Remember when you did well at school and you got a book token? Oh how I miss those days. We didn't get a single book on gardening from Santa this year. Not that we really need any as Andrew has this habit of visiting a glorious second hand book shop close to his work and bringing home fabulous finds, even some from the 50s, which I love because they have detailed drawings over the often style-over-substance photography books we get now.
So here I would love to share with you some of my favourite gardening books from the Gault library.
However, if it's the more involved book you are looking for with that War Era Ethos then you simply can't beat Digging for Victory: Wartime Gardening with Mr Middleton. I bought myself a copy of this about 2 years ago and think it's fabulous. It takes you by the hand (remember the original version was designed for home owners to grow their own in their own gardens out of necessity and Government decree) and guides you through the growing year with a charm that is so very BBC and 'proper'. I delight in it as an educational tool but also as simply an entertaining read to dip in and out off.
****For Veggie growing in particular I have a super duper soft spot for The Allotment Book by Andi Clevely, it's the first one we bought specifically for the plots :) For a novice it is a life saver but we have found it still is a go to book and that is us in our 5th year, so I think it's must have. I especially love the sections at the start of each chapter which detail so simply what you could sow now, plant now and eat now even throwing in a few easy recipes - it really makes the whole thing such fun, which is exactly how it should be!
****Lastly for me the must have books are those written by the River Cottage people. They very cleverly mix knowledge with stylish photography, layout and gorgeous paper and covers like no other people I have seen yet. Yes I am one of those people to whom the texture and density of the paper is exciting. These could easily be coffee table books, so I like them okay!? First up for me is Veg Patch: River Cottage Handbook No.4 by Mark Diacono who is basically a genius. Who else can make soil types, pests and compost so interesting and bring out that inner geek in you? I love his personal twist on how we all have favourites and dream veggies to grow and he helps to calm you down and tell you what is best for where you are = I want him to live in my shed and just tell me stories whilst making me totally organic and knowledgeable; heaven.
This is one I shall be using this year a lot so you'll see loads of it - Preserves: River Cottage Handbook No.2 by Pam Corbin.... oh and this one too- Hedgerow (River Cottage Handbook) by John Wright.
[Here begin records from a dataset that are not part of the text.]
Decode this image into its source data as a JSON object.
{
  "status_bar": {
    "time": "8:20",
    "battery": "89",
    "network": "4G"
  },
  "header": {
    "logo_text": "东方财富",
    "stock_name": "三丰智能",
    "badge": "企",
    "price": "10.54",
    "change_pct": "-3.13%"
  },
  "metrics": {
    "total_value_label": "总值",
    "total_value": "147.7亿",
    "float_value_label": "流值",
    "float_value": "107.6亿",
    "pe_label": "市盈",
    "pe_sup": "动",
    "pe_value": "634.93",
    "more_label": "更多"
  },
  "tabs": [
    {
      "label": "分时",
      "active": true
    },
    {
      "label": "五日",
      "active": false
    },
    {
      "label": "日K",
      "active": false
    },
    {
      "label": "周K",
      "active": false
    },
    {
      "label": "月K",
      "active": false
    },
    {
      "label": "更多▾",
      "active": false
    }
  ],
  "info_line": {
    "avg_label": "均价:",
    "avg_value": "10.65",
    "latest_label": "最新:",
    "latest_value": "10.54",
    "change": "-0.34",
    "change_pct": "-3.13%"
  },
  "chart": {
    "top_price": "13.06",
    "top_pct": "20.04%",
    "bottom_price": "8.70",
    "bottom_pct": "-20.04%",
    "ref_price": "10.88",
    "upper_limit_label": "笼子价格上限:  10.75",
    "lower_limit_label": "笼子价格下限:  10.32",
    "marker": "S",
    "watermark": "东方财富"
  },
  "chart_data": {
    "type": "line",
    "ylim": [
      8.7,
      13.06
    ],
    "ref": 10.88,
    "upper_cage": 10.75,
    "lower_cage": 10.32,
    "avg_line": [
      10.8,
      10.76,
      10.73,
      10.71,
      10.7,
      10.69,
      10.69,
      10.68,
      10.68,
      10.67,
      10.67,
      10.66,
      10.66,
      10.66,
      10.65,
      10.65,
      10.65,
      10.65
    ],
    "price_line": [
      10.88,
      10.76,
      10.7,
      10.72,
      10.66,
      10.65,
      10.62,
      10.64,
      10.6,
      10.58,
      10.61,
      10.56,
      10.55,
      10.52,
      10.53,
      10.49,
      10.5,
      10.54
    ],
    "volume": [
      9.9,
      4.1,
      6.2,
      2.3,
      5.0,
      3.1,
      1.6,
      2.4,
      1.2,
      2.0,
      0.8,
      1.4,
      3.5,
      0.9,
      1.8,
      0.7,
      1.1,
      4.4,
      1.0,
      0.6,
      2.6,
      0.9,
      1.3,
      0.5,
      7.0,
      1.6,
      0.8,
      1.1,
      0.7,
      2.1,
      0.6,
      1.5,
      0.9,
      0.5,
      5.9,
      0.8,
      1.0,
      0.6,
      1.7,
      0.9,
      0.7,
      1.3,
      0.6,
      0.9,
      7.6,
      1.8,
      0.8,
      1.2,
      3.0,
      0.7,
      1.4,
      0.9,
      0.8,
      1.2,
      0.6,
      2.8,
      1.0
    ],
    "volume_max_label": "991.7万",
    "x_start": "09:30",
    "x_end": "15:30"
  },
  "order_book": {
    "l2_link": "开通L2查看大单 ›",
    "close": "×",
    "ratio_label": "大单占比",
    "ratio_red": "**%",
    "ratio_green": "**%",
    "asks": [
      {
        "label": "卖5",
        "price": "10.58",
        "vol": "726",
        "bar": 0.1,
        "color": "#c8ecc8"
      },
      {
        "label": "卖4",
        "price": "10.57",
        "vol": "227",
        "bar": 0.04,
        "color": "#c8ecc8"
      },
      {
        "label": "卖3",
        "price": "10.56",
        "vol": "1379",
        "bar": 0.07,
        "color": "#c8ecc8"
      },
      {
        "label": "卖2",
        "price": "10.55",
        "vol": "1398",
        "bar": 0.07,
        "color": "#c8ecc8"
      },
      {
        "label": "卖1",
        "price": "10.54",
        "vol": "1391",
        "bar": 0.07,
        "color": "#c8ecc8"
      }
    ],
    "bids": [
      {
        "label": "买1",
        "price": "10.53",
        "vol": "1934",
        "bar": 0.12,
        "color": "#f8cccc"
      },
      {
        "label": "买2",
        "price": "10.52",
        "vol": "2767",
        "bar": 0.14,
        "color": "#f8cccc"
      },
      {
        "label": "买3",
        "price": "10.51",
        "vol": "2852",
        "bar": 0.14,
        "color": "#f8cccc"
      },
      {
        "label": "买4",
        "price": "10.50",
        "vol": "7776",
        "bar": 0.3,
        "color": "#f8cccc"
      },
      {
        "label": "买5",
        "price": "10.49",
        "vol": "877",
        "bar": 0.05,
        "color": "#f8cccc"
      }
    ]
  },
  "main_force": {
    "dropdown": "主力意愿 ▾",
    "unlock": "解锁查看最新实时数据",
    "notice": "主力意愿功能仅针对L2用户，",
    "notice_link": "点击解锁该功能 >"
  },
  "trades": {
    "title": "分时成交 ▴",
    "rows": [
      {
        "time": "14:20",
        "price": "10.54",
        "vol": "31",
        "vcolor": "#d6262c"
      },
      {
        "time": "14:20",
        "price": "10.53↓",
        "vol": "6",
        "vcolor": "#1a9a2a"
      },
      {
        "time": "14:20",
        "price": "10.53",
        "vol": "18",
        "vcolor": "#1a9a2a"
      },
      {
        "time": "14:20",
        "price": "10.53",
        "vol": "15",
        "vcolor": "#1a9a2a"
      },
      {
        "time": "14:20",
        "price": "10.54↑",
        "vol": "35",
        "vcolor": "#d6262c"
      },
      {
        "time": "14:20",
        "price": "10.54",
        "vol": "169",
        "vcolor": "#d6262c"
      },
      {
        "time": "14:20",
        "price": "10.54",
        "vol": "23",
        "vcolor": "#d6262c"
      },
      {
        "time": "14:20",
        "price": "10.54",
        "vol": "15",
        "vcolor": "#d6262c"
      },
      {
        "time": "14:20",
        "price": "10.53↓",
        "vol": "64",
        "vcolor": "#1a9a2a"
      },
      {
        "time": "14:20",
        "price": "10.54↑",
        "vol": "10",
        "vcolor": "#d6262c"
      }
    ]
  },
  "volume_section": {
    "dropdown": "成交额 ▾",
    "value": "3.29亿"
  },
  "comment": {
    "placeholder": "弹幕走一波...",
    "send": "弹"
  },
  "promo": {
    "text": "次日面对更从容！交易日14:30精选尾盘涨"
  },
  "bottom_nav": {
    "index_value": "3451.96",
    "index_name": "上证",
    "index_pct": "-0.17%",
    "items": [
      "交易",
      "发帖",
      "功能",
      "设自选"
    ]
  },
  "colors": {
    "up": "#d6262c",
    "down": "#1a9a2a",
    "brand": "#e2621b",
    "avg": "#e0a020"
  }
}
I have my eyes set on making more of the food we grow and the berries etc that we see whilst out walking. 2013 is going to be a good one!!!
So I hope this inspires you to read up on new techniques, get cool recipes gathered together and prepare of an AWESOME new year. Here are some of the others that Andrew will be reading and I shall looking at the pictures in, lol. We sort of love books in this house :)
Love and Hugs x
Andrew has asked that his favourite book be highlighted and naturally I have had to comply :) He loves Grow Your Own Vegetables by Joy Larkcom as shown here >
He feels it speaks to him and has the most comprehensive, practicable and simple information on individual vegetables. Ms Larkcom has travelled the world and gained much knowledge on the topic of growing your own which she shares here with obvious enthusiasm. It naturally covers the areas of soil type, pests and tools as well. It's main ethos though seems to be getting the most out of the space you have and who doesn't like the sound of that?!
It's basically just his cup of metaphorical tea :)
"comprehensive and covers everything" - Mr Andrew Gault